Kelly Agnew teaches chemistry to her students whether they’re at home or sitting in her classroom at Cooper City High School.
“I do feel safe in the classroom, and we’re taking all precautions, making sure that the students are staying six feet apart at all times,” Agnew said.
So far, the schoolhouse model is working fairly well in Broward County because very few students have actually come back to school. That leaves plenty of room for social distancing, but Broward County Public Schools superintendent Robert Runcie is worried about the COVID-19 positivity rate going back up, and that’s a warning sign.
“Our ability to keep our schools open is gonna depend on this community’s ability to manage the spread and that’s not looking promising at this point,” Runcie said. “When we opened school, around the first of October, the 3-day average was about 3.3 percent, as of yesterday it was 6.8%.”
In the midst of what appears to be a resurgence in positivity rates, the Florida Department of Education has still not decided whether to allow students to continue with remote learning beyond January 8th, which is the date the governor’s order allowing at-home learning expires.
A spokesperson for the DOE told NBC 6 that the department would not simply eliminate virtual learning and force children back to the classrooms.
“It has been my understanding that a guiding philosophy of many of our state leaders has been around parents choice, and if we’re really true to that philosophy of giving parents choice then we need to give them the flexibility should they choose to do so,” Runcie said.
Roughly 80% of Broward’s students have chosen to learn from home. If the state takes away that option, Runcie says there would be no way to keep kids physically distanced.
“You’re still seeing numbers going up, if I had my own child here I don’t think I would want my child sitting in a room with 38 kids all on top of one another,” Agnew told us from her classroom, which had only three students present when NBC 6 visited.
The DOE says it will make a final decision after seeing enrollment numbers in November. Runcie says he hopes the state will let science guide the process.
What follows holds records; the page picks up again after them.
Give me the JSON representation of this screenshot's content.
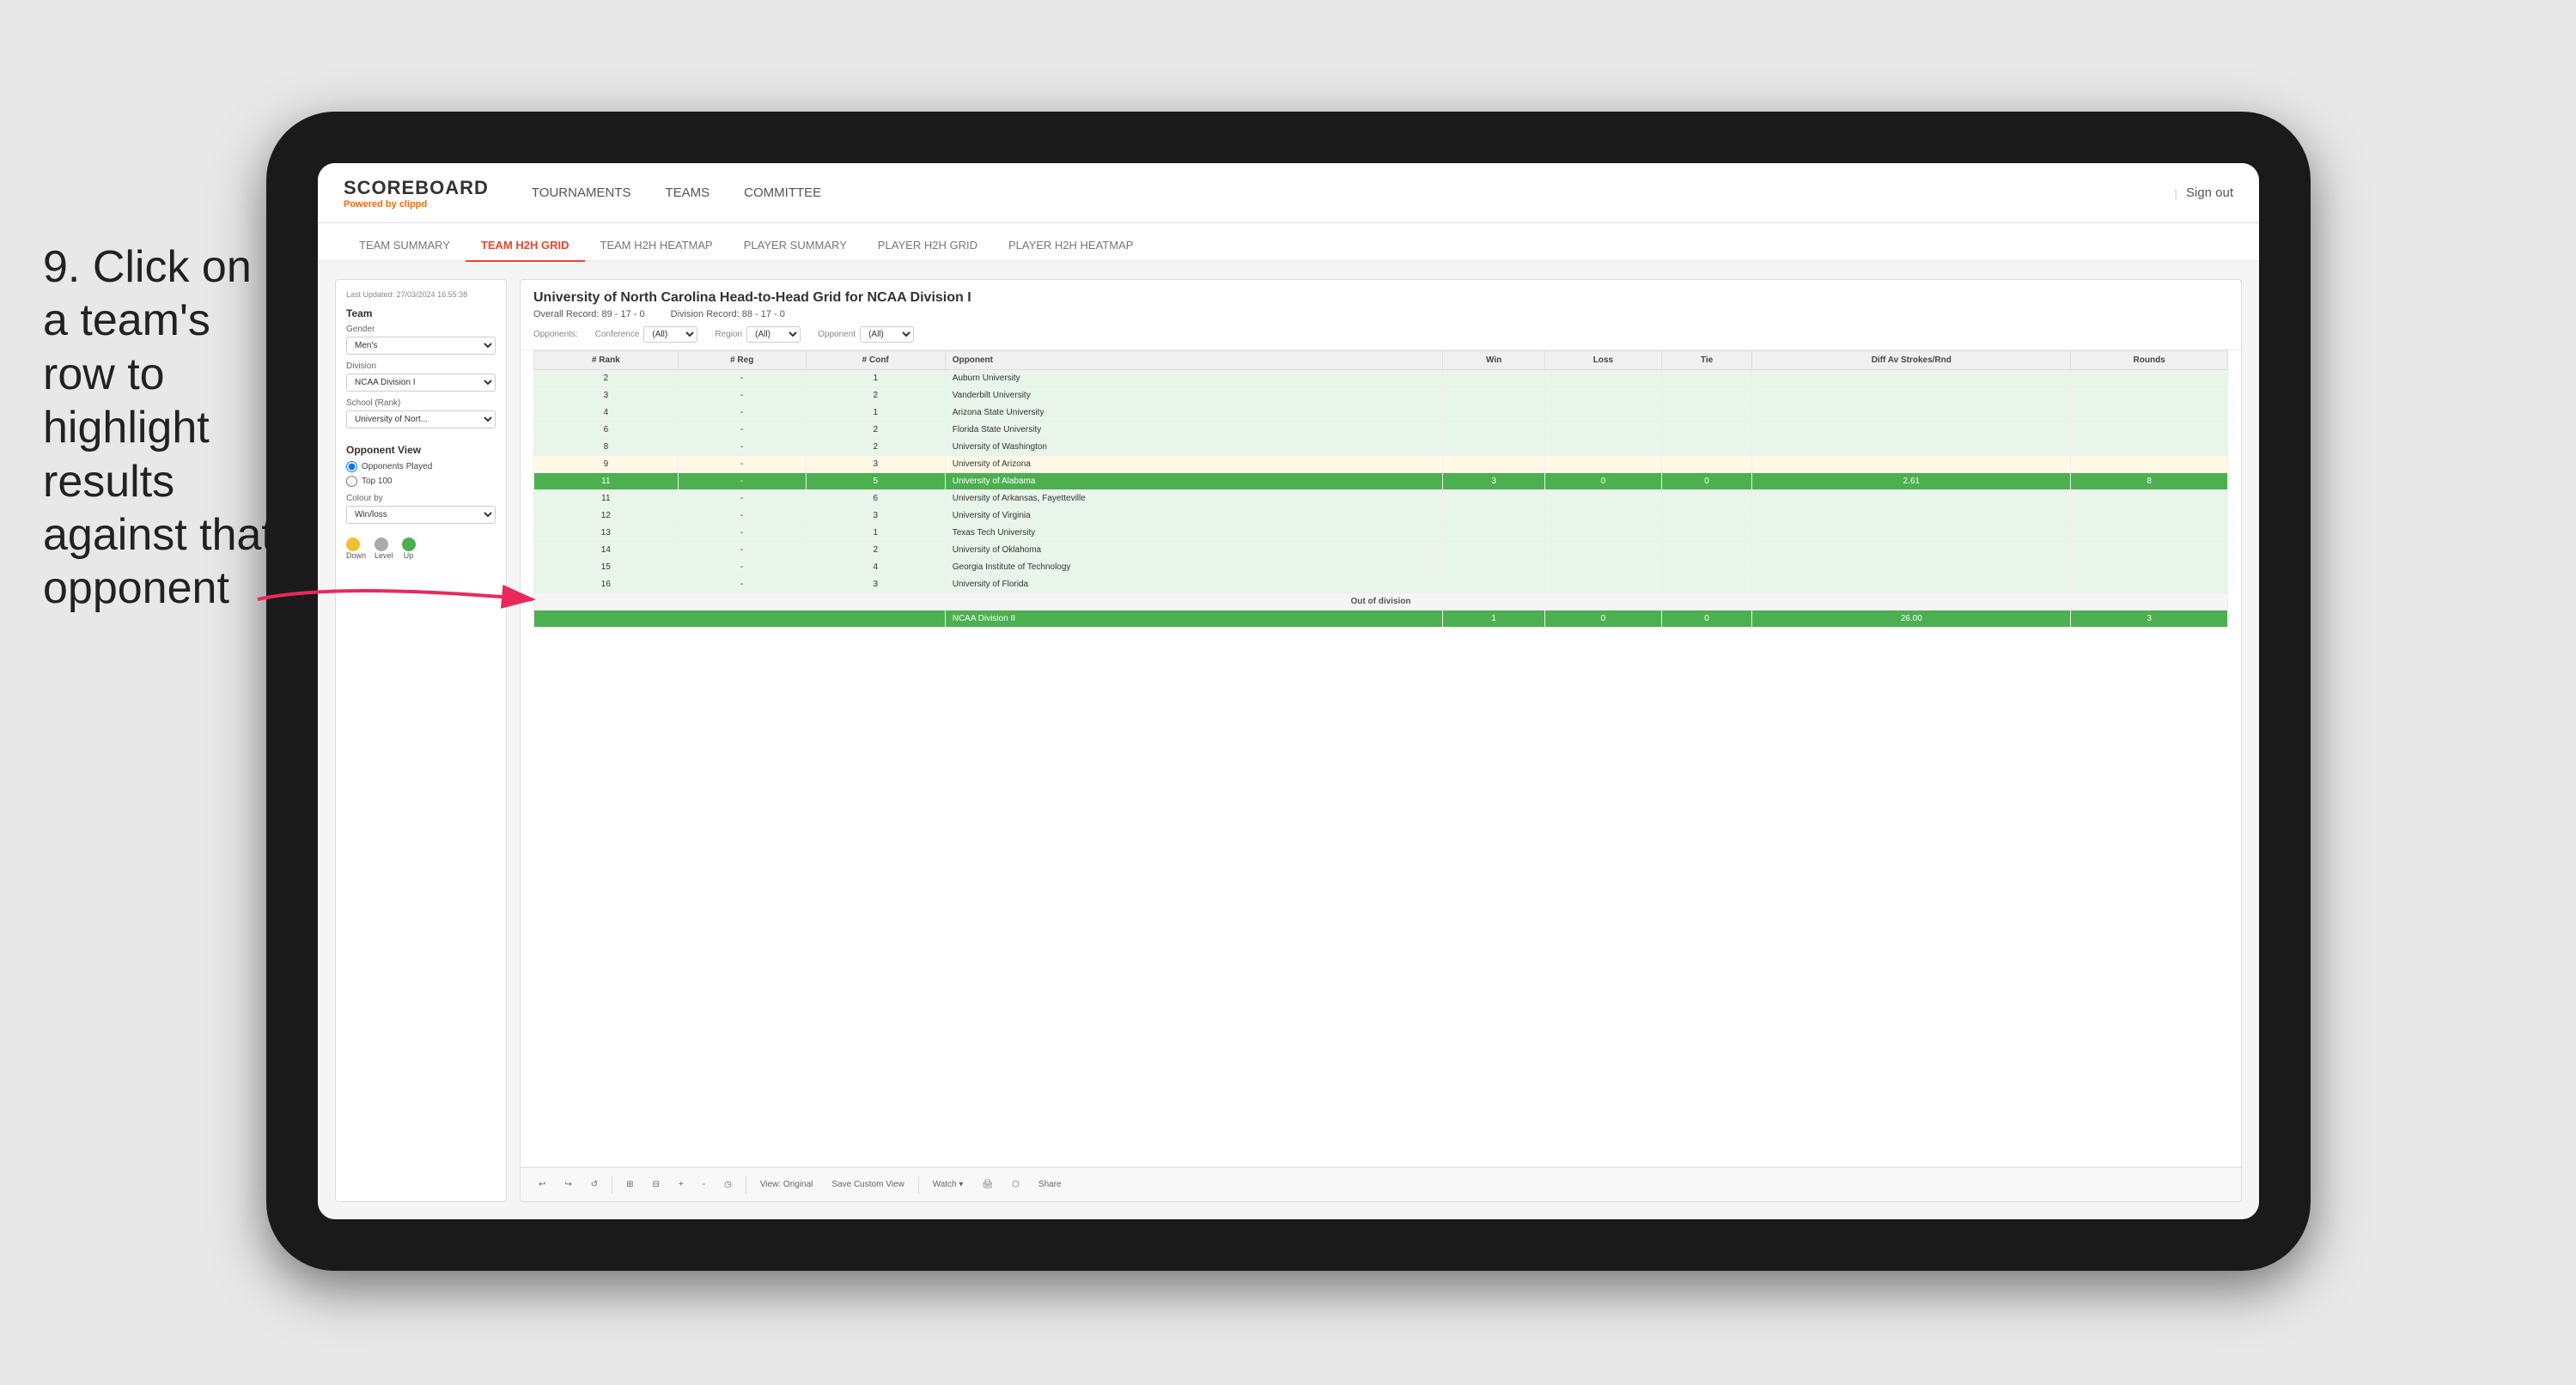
{
  "instruction": {
    "step": "9.",
    "text": "Click on a team's row to highlight results against that opponent"
  },
  "app": {
    "logo": {
      "title": "SCOREBOARD",
      "powered_by": "Powered by",
      "brand": "clippd"
    },
    "main_nav": [
      {
        "label": "TOURNAMENTS",
        "active": false
      },
      {
        "label": "TEAMS",
        "active": false
      },
      {
        "label": "COMMITTEE",
        "active": true
      }
    ],
    "sign_out": "Sign out"
  },
  "sub_nav": [
    {
      "label": "TEAM SUMMARY",
      "active": false
    },
    {
      "label": "TEAM H2H GRID",
      "active": true
    },
    {
      "label": "TEAM H2H HEATMAP",
      "active": false
    },
    {
      "label": "PLAYER SUMMARY",
      "active": false
    },
    {
      "label": "PLAYER H2H GRID",
      "active": false
    },
    {
      "label": "PLAYER H2H HEATMAP",
      "active": false
    }
  ],
  "left_panel": {
    "timestamp": "Last Updated: 27/03/2024 16:55:38",
    "team_label": "Team",
    "gender_label": "Gender",
    "gender_value": "Men's",
    "division_label": "Division",
    "division_value": "NCAA Division I",
    "school_rank_label": "School (Rank)",
    "school_rank_value": "University of Nort...",
    "opponent_view_label": "Opponent View",
    "opponent_view_options": [
      "Opponents Played",
      "Top 100"
    ],
    "opponent_view_selected": "Opponents Played",
    "colour_by_label": "Colour by",
    "colour_by_value": "Win/loss",
    "legend": [
      {
        "color": "#f0c030",
        "label": "Down"
      },
      {
        "color": "#aaaaaa",
        "label": "Level"
      },
      {
        "color": "#4caf50",
        "label": "Up"
      }
    ]
  },
  "grid": {
    "title": "University of North Carolina Head-to-Head Grid for NCAA Division I",
    "overall_record": "Overall Record: 89 - 17 - 0",
    "division_record": "Division Record: 88 - 17 - 0",
    "filters": {
      "opponents_label": "Opponents:",
      "conference_label": "Conference",
      "conference_value": "(All)",
      "region_label": "Region",
      "region_value": "(All)",
      "opponent_label": "Opponent",
      "opponent_value": "(All)"
    },
    "columns": [
      "# Rank",
      "# Reg",
      "# Conf",
      "Opponent",
      "Win",
      "Loss",
      "Tie",
      "Diff Av Strokes/Rnd",
      "Rounds"
    ],
    "rows": [
      {
        "rank": "2",
        "reg": "-",
        "conf": "1",
        "opponent": "Auburn University",
        "win": "",
        "loss": "",
        "tie": "",
        "diff": "",
        "rounds": "",
        "color": "light-green"
      },
      {
        "rank": "3",
        "reg": "-",
        "conf": "2",
        "opponent": "Vanderbilt University",
        "win": "",
        "loss": "",
        "tie": "",
        "diff": "",
        "rounds": "",
        "color": "light-green"
      },
      {
        "rank": "4",
        "reg": "-",
        "conf": "1",
        "opponent": "Arizona State University",
        "win": "",
        "loss": "",
        "tie": "",
        "diff": "",
        "rounds": "",
        "color": "light-green"
      },
      {
        "rank": "6",
        "reg": "-",
        "conf": "2",
        "opponent": "Florida State University",
        "win": "",
        "loss": "",
        "tie": "",
        "diff": "",
        "rounds": "",
        "color": "light-green"
      },
      {
        "rank": "8",
        "reg": "-",
        "conf": "2",
        "opponent": "University of Washington",
        "win": "",
        "loss": "",
        "tie": "",
        "diff": "",
        "rounds": "",
        "color": "light-green"
      },
      {
        "rank": "9",
        "reg": "-",
        "conf": "3",
        "opponent": "University of Arizona",
        "win": "",
        "loss": "",
        "tie": "",
        "diff": "",
        "rounds": "",
        "color": "light-yellow"
      },
      {
        "rank": "11",
        "reg": "-",
        "conf": "5",
        "opponent": "University of Alabama",
        "win": "3",
        "loss": "0",
        "tie": "0",
        "diff": "2.61",
        "rounds": "8",
        "color": "highlighted"
      },
      {
        "rank": "11",
        "reg": "-",
        "conf": "6",
        "opponent": "University of Arkansas, Fayetteville",
        "win": "",
        "loss": "",
        "tie": "",
        "diff": "",
        "rounds": "",
        "color": "light-green"
      },
      {
        "rank": "12",
        "reg": "-",
        "conf": "3",
        "opponent": "University of Virginia",
        "win": "",
        "loss": "",
        "tie": "",
        "diff": "",
        "rounds": "",
        "color": "light-green"
      },
      {
        "rank": "13",
        "reg": "-",
        "conf": "1",
        "opponent": "Texas Tech University",
        "win": "",
        "loss": "",
        "tie": "",
        "diff": "",
        "rounds": "",
        "color": "light-green"
      },
      {
        "rank": "14",
        "reg": "-",
        "conf": "2",
        "opponent": "University of Oklahoma",
        "win": "",
        "loss": "",
        "tie": "",
        "diff": "",
        "rounds": "",
        "color": "light-green"
      },
      {
        "rank": "15",
        "reg": "-",
        "conf": "4",
        "opponent": "Georgia Institute of Technology",
        "win": "",
        "loss": "",
        "tie": "",
        "diff": "",
        "rounds": "",
        "color": "light-green"
      },
      {
        "rank": "16",
        "reg": "-",
        "conf": "3",
        "opponent": "University of Florida",
        "win": "",
        "loss": "",
        "tie": "",
        "diff": "",
        "rounds": "",
        "color": "light-green"
      }
    ],
    "out_of_division_label": "Out of division",
    "out_of_division_row": {
      "name": "NCAA Division II",
      "win": "1",
      "loss": "0",
      "tie": "0",
      "diff": "26.00",
      "rounds": "3"
    }
  },
  "toolbar": {
    "buttons": [
      "←",
      "→",
      "↺",
      "⊞",
      "⊟",
      "+",
      "-",
      "◷",
      "View: Original",
      "Save Custom View",
      "Watch ▾",
      "🖨",
      "⬡",
      "Share"
    ]
  }
}
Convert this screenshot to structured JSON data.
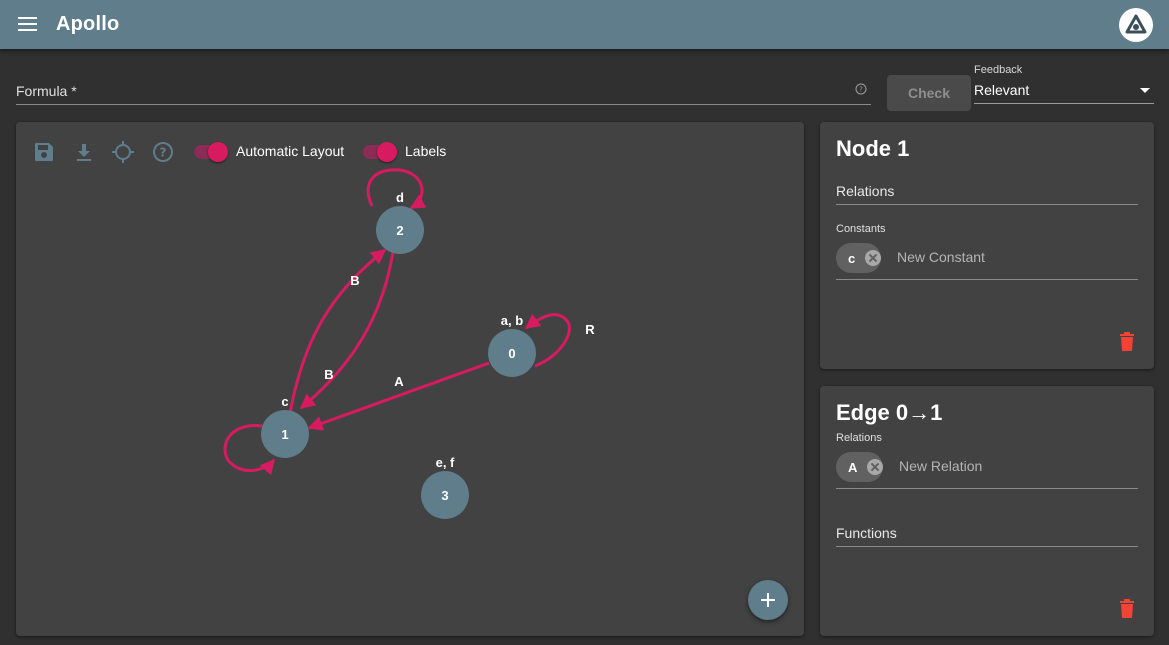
{
  "app": {
    "title": "Apollo",
    "accent": "#d81b60",
    "primary": "#5f7d8b"
  },
  "formula": {
    "label": "Formula *",
    "value": ""
  },
  "check_button": {
    "label": "Check"
  },
  "feedback": {
    "label": "Feedback",
    "selected": "Relevant"
  },
  "toolbar": {
    "icons": [
      "save-icon",
      "download-icon",
      "crosshair-icon",
      "help-icon"
    ],
    "automatic_layout": {
      "label": "Automatic Layout",
      "on": true
    },
    "labels": {
      "label": "Labels",
      "on": true
    }
  },
  "graph": {
    "nodes": [
      {
        "id": "0",
        "label": "a, b"
      },
      {
        "id": "1",
        "label": "c"
      },
      {
        "id": "2",
        "label": "d"
      },
      {
        "id": "3",
        "label": "e, f"
      }
    ],
    "edges": [
      {
        "from": "2",
        "to": "2",
        "label": ""
      },
      {
        "from": "1",
        "to": "2",
        "label": "B"
      },
      {
        "from": "2",
        "to": "1",
        "label": "B"
      },
      {
        "from": "0",
        "to": "0",
        "label": "R"
      },
      {
        "from": "0",
        "to": "1",
        "label": "A"
      },
      {
        "from": "1",
        "to": "1",
        "label": ""
      }
    ]
  },
  "node_card": {
    "title": "Node 1",
    "relations_label": "Relations",
    "constants_label": "Constants",
    "constants": [
      "c"
    ],
    "new_constant_placeholder": "New Constant"
  },
  "edge_card": {
    "title": "Edge 0→1",
    "relations_label": "Relations",
    "relations": [
      "A"
    ],
    "new_relation_placeholder": "New Relation",
    "functions_label": "Functions"
  }
}
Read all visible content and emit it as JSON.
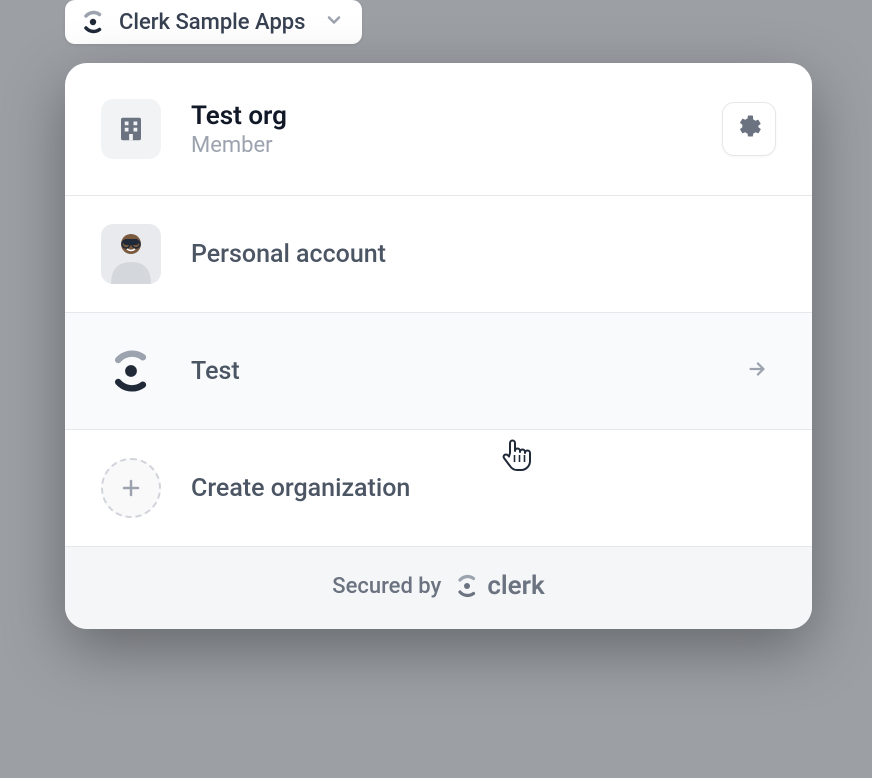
{
  "switcher": {
    "label": "Clerk Sample Apps"
  },
  "current_org": {
    "name": "Test org",
    "role": "Member"
  },
  "items": {
    "personal": "Personal account",
    "org1": "Test",
    "create": "Create organization"
  },
  "footer": {
    "secured_by": "Secured by",
    "brand": "clerk"
  }
}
“I always say we teach science, biology, chemistry, physics, we have STEM programs, why are we teaching that if at the end of the day we’re not even gonna listen to that?” Runcie said.